The entries below are to be repeated exactly, and their pictures left out.
(Beginning of Provided data)
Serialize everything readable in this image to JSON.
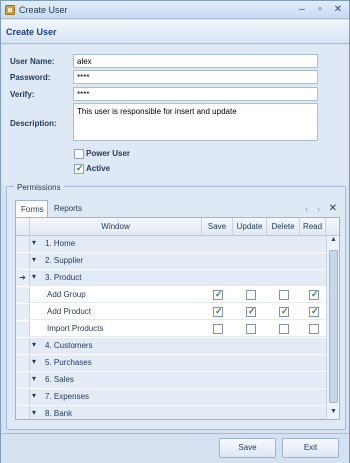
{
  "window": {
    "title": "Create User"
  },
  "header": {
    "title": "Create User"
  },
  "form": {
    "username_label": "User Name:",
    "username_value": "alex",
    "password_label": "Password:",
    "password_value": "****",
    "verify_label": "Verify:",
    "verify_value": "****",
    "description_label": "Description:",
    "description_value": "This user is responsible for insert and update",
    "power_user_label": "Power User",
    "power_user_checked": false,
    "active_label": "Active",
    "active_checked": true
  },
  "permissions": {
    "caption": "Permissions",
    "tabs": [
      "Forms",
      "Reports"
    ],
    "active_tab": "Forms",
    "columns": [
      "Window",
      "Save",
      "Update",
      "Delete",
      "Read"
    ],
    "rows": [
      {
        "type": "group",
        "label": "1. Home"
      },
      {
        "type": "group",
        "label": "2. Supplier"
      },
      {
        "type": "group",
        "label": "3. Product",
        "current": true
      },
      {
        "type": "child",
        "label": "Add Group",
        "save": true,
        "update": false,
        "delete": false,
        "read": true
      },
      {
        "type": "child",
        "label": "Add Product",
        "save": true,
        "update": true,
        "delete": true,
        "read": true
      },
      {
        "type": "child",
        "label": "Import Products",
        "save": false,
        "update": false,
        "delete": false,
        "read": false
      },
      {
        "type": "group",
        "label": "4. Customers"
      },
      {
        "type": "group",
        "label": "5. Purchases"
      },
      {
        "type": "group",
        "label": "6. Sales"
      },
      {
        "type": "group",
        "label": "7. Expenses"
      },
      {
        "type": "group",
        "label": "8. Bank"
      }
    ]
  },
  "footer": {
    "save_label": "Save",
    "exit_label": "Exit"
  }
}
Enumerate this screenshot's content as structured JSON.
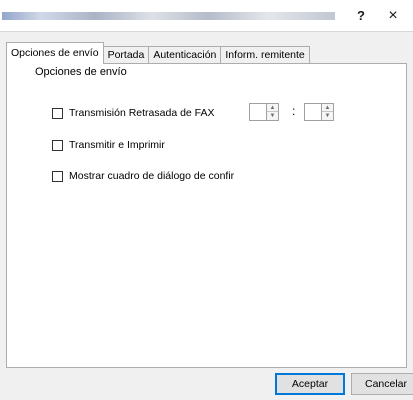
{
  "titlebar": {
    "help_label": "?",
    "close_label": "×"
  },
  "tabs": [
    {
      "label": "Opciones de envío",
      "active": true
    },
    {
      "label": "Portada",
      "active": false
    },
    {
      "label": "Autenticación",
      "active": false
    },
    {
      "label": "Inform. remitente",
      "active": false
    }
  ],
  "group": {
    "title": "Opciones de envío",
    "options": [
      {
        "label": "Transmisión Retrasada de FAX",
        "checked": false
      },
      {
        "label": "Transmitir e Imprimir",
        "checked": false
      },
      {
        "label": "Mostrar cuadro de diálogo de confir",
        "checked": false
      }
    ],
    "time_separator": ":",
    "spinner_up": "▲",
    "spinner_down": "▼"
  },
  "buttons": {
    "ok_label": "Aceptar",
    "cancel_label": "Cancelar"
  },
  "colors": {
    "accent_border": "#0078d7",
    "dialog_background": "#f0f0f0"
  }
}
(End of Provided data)
Result for this task:
Serialize everything readable in this image to JSON.
{
  "window": {
    "title": "Create User"
  },
  "header": {
    "title": "Create User"
  },
  "form": {
    "username_label": "User Name:",
    "username_value": "alex",
    "password_label": "Password:",
    "password_value": "****",
    "verify_label": "Verify:",
    "verify_value": "****",
    "description_label": "Description:",
    "description_value": "This user is responsible for insert and update",
    "power_user_label": "Power User",
    "power_user_checked": false,
    "active_label": "Active",
    "active_checked": true
  },
  "permissions": {
    "caption": "Permissions",
    "tabs": [
      "Forms",
      "Reports"
    ],
    "active_tab": "Forms",
    "columns": [
      "Window",
      "Save",
      "Update",
      "Delete",
      "Read"
    ],
    "rows": [
      {
        "type": "group",
        "label": "1. Home"
      },
      {
        "type": "group",
        "label": "2. Supplier"
      },
      {
        "type": "group",
        "label": "3. Product",
        "current": true
      },
      {
        "type": "child",
        "label": "Add Group",
        "save": true,
        "update": false,
        "delete": false,
        "read": true
      },
      {
        "type": "child",
        "label": "Add Product",
        "save": true,
        "update": true,
        "delete": true,
        "read": true
      },
      {
        "type": "child",
        "label": "Import Products",
        "save": false,
        "update": false,
        "delete": false,
        "read": false
      },
      {
        "type": "group",
        "label": "4. Customers"
      },
      {
        "type": "group",
        "label": "5. Purchases"
      },
      {
        "type": "group",
        "label": "6. Sales"
      },
      {
        "type": "group",
        "label": "7. Expenses"
      },
      {
        "type": "group",
        "label": "8. Bank"
      }
    ]
  },
  "footer": {
    "save_label": "Save",
    "exit_label": "Exit"
  }
}
Enumerate this screenshot's content as structured JSON.
{
  "titlebar": {
    "help_label": "?",
    "close_label": "×"
  },
  "tabs": [
    {
      "label": "Opciones de envío",
      "active": true
    },
    {
      "label": "Portada",
      "active": false
    },
    {
      "label": "Autenticación",
      "active": false
    },
    {
      "label": "Inform. remitente",
      "active": false
    }
  ],
  "group": {
    "title": "Opciones de envío",
    "options": [
      {
        "label": "Transmisión Retrasada de FAX",
        "checked": false
      },
      {
        "label": "Transmitir e Imprimir",
        "checked": false
      },
      {
        "label": "Mostrar cuadro de diálogo de confir",
        "checked": false
      }
    ],
    "time_separator": ":",
    "spinner_up": "▲",
    "spinner_down": "▼"
  },
  "buttons": {
    "ok_label": "Aceptar",
    "cancel_label": "Cancelar"
  },
  "colors": {
    "accent_border": "#0078d7",
    "dialog_background": "#f0f0f0"
  }
}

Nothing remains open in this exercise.